Advice for today’s seniors, many of whom will be heading for college soon
I guess I would say to find that solid group of friends first because you are going to fail in studies, fail in whatever you do. It’s college, you are supposed to. So I think just finding that group of friends even though you do fail, they just push you to do better. For me, that was with my faith. I found my friends in my faith. Then you can place your identify in something other than school, other than athletics. And so when you do fail, it’s not as big of a deal. So when you do succeed, you really succeed and you can really enjoy that moment.
Her contribution to the ‘team’ aspect
So our ‘with each other, for each other’ slogan kind of started in the summer. I think that comes a lot with the off-the-court mentalities and that carries over to on the court. And that is something we learned a lot throughout my four years, and (we) as seniors really wanted to make that this year. And I just think it’s important to remember that all of your teammates are different, all of you have different personalities, all of you were raised differently. Sometimes you might react to one situation, and they are going to react in a completely different way because that’s what they know. So I think it’s important to remember that everyone is different but you can have the same goal, and you just have to recognize that.
On being a ‘little’
I guess being in the back row is kind of an unrecognized position. More recently the liberos are getting a little bit more attention but I think with any team there are those people on the bench, I was on the bench for three years, so I think it’s just important that you remember everyone on the team makes a difference, and you are the ones pushing them in practice. In our gym, we really take heart in that. We call ourselves the bomb squad and we get really excited, and we try to win and that is your time to have fun and let loose. There’s not really a position that’s little, although it may seem that way with stats, but I think everyone is important.

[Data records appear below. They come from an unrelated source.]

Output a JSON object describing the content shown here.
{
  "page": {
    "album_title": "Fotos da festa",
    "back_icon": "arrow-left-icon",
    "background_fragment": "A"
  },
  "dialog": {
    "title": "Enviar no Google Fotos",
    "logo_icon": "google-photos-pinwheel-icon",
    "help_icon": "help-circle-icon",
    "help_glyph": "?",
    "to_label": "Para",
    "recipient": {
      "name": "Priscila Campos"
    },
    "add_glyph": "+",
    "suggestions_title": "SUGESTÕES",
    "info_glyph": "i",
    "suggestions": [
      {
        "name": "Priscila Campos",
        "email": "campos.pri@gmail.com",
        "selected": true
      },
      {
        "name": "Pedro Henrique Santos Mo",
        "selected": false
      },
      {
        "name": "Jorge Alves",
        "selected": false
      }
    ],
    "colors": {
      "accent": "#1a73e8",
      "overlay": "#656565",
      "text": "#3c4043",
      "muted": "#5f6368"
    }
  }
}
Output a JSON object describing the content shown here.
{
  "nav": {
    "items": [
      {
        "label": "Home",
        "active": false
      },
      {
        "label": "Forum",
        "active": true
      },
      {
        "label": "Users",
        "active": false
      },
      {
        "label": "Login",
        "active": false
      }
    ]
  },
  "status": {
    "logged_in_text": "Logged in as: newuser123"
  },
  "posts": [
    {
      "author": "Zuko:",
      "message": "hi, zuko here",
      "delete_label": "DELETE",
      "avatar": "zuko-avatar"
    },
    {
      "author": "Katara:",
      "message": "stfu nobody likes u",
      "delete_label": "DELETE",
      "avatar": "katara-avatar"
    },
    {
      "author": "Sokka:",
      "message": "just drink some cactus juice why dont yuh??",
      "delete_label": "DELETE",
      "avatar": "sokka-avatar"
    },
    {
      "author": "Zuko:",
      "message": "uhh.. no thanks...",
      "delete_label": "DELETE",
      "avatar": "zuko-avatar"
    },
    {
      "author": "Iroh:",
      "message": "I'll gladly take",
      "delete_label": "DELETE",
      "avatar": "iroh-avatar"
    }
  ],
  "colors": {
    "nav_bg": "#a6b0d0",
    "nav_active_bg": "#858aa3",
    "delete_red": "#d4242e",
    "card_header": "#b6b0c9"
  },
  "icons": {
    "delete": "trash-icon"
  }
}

On switching positions during high school
I always loved back row more, so it was not a hard transition I guess but it’s definitely hard to not be able to hit the ball. It is something you get used to and it’s fun. Everyone growing up, no one wants to be libero. Everyone wants to get the hit and make the kill, so I think it was a hard transition in that way, but for me, Jake always pushed us just to believe that we should do what’s best for the team, find your role on the team, and really excel in that. So I think that made it easier for me when he asked me, he said this is what your team needs, and I said all right.
Surprises since national title victory
Surprised to me? I don’t know. I have been sleeping a lot, to be honest. Oh, I gained 600 followers on Instagram so that kind of comes with it. That happened last time, too. I think it’s just an incredible feeling and it’s hard to come back down to earth and remember that it’s not the center of your life, but really enjoy that moment and I think that’s the biggest thing right now, just being able to enjoy it, because we don’t have anything else to do right now. (Laughter)
On future plans
Hopefully I will be starting my Ph.D. in August. I have applied so we’ll see. I am applying for a Ph.D. in biochemistry with specialization in bioinformatics, which is kind of like building computational models. Right now we are working on the immune system and modeling that, so that we can use data that is already there and put that together for others who choose to use it and make predictions, and see how a certain drug might influence the whole system altogether. So that’s the specialization. And hopefully when I finish that in four years, I’ve always wanted to be a professor and teach and guide students through what I went through, and help them find their path.